Thank goodness for the Kryptonite-caliber performance by actor David Deblinger, who makes Siegel such a fascinating and likable tangle of excitability and neediness that the play’s scattered strands often seem to be extensions of the character’s psyche. Looking nerdy in a beige suit, his eyes gleaming through wire-frame glasses, Deblinger handily conveys the headstrong creative zeal of the Cleveland visionary. When this Siegel mimes Superman’s skyscraper-vaulting leaps, or rises onto the balls of his feet in sheer exhilaration while talking, you see an artist whose enthusiasm for his craft explains his personal and financial missteps. (Deblinger shouldered the role when “The History of Invulnerability” premiered at Cincinnati Playhouse in the Park; Theater J’s rendition is the second production.)
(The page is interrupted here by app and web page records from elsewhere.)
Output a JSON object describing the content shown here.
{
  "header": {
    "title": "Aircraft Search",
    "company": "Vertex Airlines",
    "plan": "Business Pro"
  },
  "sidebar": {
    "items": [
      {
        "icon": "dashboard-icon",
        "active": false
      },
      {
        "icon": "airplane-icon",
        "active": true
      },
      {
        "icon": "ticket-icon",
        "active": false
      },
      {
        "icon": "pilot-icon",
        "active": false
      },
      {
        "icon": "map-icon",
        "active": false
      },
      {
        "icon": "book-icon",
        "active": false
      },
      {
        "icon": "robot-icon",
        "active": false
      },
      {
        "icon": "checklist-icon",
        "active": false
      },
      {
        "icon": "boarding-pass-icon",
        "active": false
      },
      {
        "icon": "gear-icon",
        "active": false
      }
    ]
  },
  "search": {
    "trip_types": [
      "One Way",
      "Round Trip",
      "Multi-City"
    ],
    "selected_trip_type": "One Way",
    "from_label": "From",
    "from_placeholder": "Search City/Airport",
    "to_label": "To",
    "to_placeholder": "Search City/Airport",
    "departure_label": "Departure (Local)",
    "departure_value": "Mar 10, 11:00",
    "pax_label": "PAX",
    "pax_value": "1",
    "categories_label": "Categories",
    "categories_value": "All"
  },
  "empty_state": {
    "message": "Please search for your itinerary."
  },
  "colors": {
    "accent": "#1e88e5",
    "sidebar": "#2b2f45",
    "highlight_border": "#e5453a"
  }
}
The invaluable Getman’s exaggeratedly gallant and wholesome Superman supplies some welcome early notes of humor, but the mood turns brooding as periodic conversations between Siegel and Superman become vehicles for contemplating the angst-filled nature of artistic work, the thorniness of parent-child relationships and the frustration and yearning that are humankind’s inheritance. Both Siegel and Superman chip in as narrators for the story; so do various minor characters, including Jerry Siegel’s wistful son Michael (Brandon McCoy), abandoned by a father who considered Superman his real heir. (Irony!)
Filling in the saga’s contours, David Raphaely artfully displays Shuster’s layers of shyness, talent and stoicism, while Conrad Feininger blusters as a deliberately larger-than-life version of Harry Donenfeld, the greedy publisher who forbids Superman’s co-creators from writing vanquish-the-Nazis plotlines. (Supplying cultural context, the show’s scenic and projections designer, Robbie Hayes, often flushes the paneled backdrop with comic-book images, photographs and other bits of pictorial texture.)
That Siegel and Shuster created an invincible all-American hero largely because of their Jewish heritage — because they felt like outsiders, sidelined by mainstream U.S. culture, and because they chafed at their own helplessness in the face of contemporary European events — is one of the many ironies that Bar Katz repeatedly emphasizes. To drive the point home still further, he peppers the play with undeniably heartstrings-tugging scenes that follow three inmates at Birkenau — one of them a boy named Joel (the able Noah Chiet) who believes that Superman will save them from extermination by the Nazis. (Irony!)
Ultimately, the Birkenau scenes, the chats with Superman, the Siegel bio-drama and the cultural history show-and-tell don’t integrate into a fully satisfying dramatic whole. But “The History of Invulnerability” certainly serves up a superhero’s share of thought and infotainment as the play winds towards a bold, dark denouement, which suggests that, fortified by art, hope and self-knowledge, we might all have the strength to face the truth.
Wren is a freelance writer.
The History of Invulnerability
by David Bar Katz. Directed by Shirley Serotsky; lighting design, Dan Covey; costumes, Debra Kim Sivigny; properties, Andrea “Dre” Moore; sound, Matthew M. Nielson; fight direction, Paul Gallagher. With Jjana Valentiner, James Whalen and Alyssa Wilmoth. About 2 hours 15 minutes. Through July 8 at the D.C. Jewish Community Center, 1529 16th St. NW. Visit www.theaterj.org or call 800-494-8497.